Collection entries:
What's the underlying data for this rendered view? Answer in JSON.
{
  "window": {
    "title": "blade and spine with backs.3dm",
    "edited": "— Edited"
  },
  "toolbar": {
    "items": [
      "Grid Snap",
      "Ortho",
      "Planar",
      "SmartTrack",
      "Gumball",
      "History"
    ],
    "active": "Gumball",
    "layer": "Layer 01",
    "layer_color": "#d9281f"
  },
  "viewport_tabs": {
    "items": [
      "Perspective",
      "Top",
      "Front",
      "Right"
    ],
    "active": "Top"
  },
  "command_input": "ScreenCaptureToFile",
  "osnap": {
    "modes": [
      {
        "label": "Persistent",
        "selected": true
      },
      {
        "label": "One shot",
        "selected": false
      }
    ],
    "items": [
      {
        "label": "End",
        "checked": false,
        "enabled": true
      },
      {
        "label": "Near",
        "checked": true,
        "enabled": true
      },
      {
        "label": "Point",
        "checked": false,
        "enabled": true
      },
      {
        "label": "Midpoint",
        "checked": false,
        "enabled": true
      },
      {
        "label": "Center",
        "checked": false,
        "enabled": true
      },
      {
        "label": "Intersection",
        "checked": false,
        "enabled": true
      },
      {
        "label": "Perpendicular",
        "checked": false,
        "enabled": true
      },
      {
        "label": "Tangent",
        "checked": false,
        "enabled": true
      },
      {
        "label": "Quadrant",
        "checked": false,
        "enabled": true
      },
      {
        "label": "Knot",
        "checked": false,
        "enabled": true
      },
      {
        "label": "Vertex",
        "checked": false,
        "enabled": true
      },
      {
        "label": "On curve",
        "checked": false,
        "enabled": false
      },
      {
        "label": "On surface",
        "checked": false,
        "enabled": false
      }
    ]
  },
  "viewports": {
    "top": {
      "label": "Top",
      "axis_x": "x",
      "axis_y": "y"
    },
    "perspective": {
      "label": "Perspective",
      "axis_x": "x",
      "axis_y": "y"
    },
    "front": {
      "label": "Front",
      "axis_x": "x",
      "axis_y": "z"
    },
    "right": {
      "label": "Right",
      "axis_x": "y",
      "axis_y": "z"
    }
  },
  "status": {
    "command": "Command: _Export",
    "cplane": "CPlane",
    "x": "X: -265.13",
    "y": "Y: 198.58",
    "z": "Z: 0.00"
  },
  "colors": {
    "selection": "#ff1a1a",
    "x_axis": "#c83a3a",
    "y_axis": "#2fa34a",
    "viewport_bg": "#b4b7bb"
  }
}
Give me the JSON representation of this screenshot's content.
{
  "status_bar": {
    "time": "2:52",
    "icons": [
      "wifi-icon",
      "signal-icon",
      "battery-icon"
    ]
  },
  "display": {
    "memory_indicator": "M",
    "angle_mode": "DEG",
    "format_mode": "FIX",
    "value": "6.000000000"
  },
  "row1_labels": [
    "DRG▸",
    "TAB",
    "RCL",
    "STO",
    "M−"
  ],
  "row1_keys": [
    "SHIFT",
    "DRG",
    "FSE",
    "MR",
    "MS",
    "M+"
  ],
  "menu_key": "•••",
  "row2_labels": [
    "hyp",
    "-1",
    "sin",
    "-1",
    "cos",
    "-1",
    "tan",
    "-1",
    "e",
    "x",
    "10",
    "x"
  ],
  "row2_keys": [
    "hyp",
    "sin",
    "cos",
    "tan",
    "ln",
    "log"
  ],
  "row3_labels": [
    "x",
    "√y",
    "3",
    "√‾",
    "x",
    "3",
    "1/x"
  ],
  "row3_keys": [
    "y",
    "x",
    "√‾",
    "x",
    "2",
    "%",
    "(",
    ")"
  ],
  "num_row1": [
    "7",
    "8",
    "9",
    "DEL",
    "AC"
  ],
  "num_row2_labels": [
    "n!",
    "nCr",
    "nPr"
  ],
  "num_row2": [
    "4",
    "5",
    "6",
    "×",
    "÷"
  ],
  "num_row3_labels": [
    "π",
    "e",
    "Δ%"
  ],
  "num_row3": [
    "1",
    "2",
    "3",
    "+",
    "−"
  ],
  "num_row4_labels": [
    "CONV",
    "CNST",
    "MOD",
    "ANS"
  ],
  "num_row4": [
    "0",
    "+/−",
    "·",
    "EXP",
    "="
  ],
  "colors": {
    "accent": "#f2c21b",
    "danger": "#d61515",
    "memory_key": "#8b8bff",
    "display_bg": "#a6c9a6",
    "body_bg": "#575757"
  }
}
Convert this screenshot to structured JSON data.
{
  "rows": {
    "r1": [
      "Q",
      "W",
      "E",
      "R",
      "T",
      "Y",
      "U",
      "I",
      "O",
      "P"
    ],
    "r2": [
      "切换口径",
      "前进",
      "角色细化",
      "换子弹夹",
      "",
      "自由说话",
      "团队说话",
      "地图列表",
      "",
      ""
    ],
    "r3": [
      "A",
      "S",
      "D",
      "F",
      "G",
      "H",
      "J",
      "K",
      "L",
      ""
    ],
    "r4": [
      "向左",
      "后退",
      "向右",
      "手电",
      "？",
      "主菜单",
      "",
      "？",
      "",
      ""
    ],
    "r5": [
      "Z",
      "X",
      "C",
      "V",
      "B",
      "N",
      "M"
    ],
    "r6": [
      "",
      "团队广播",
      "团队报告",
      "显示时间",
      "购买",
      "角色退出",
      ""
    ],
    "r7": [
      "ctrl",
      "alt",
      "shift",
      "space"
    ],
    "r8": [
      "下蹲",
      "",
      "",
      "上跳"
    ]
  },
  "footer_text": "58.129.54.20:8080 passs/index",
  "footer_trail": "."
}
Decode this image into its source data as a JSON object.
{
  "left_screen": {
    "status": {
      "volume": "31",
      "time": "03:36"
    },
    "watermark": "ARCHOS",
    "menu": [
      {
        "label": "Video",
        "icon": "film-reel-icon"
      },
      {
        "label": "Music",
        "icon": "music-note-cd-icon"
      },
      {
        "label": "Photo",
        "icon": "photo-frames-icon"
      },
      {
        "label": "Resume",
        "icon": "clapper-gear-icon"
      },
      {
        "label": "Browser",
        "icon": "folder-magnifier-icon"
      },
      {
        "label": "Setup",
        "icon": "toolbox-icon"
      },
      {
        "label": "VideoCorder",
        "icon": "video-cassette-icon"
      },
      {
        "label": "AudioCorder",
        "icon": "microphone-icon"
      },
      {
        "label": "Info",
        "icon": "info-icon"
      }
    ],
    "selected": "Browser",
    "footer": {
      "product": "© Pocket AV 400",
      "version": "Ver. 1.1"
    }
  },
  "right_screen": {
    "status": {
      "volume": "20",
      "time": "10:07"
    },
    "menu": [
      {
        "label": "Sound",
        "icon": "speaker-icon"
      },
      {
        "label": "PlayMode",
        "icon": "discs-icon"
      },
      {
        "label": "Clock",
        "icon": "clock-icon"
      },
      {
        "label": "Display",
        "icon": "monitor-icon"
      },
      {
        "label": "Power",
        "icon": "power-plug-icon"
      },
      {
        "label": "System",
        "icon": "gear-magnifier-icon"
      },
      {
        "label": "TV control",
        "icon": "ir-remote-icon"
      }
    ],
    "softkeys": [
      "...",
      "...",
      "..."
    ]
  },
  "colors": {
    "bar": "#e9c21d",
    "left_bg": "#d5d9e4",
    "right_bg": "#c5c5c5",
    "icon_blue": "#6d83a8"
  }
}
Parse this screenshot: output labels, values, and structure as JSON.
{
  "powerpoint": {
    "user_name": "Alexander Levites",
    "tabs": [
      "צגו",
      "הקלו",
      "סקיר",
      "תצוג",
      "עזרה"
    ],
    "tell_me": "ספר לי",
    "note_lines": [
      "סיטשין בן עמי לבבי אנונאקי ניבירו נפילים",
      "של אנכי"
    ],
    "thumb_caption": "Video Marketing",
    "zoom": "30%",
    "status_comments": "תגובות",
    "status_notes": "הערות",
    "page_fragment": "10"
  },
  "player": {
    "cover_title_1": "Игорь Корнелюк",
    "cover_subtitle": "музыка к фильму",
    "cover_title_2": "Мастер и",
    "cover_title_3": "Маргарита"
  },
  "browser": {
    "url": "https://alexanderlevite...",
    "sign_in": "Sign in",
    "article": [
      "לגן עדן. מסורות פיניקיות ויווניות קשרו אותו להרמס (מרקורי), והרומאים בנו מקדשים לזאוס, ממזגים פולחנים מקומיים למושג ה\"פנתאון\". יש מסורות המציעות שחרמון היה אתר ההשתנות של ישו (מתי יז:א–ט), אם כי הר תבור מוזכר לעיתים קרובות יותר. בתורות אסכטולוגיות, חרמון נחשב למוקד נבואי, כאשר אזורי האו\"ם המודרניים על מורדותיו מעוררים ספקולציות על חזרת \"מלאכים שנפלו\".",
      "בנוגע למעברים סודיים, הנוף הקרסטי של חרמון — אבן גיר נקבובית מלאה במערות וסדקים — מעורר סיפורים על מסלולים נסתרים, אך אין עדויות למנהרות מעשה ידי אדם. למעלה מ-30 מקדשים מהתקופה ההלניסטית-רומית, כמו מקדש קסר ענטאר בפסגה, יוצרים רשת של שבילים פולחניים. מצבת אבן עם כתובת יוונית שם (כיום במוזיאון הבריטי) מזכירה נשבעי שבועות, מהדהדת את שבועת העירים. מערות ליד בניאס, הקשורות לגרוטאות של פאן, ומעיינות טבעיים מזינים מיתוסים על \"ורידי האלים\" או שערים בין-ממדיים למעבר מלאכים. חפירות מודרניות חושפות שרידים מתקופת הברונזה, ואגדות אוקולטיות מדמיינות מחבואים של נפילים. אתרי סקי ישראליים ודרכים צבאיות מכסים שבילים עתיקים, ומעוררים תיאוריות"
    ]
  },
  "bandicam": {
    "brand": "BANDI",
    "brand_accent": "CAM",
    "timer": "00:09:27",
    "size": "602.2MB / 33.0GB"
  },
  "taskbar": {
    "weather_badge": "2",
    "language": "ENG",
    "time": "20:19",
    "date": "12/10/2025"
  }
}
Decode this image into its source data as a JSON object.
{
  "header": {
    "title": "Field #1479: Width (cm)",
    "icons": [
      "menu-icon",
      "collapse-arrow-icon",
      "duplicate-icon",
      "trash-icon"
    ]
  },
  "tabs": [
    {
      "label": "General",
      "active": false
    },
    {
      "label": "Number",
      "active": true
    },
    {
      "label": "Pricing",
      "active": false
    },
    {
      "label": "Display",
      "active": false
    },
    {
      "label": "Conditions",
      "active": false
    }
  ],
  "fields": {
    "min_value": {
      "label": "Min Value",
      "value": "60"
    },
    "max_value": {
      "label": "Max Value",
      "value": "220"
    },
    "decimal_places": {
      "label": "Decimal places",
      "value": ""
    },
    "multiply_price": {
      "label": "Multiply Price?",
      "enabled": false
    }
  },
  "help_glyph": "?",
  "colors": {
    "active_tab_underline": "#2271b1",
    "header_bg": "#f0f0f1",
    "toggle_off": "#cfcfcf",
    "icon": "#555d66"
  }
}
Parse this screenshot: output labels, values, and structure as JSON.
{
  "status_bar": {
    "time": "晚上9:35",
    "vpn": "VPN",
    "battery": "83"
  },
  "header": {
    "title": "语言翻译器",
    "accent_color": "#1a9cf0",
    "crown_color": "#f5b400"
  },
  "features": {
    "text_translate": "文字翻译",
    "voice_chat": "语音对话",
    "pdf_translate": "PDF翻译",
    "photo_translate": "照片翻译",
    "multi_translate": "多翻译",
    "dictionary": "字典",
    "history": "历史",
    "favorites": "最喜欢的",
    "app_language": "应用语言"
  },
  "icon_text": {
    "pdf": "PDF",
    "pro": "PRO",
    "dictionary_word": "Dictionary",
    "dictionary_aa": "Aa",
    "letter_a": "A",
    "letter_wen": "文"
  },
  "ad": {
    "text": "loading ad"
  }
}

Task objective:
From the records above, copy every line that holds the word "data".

Result of the task:
What's the underlying data for this rendered view? Answer in JSON.
Convert this screenshot to structured JSON data.
Decode this image into its source data as a JSON object.
Decode this image into its source data as a JSON object.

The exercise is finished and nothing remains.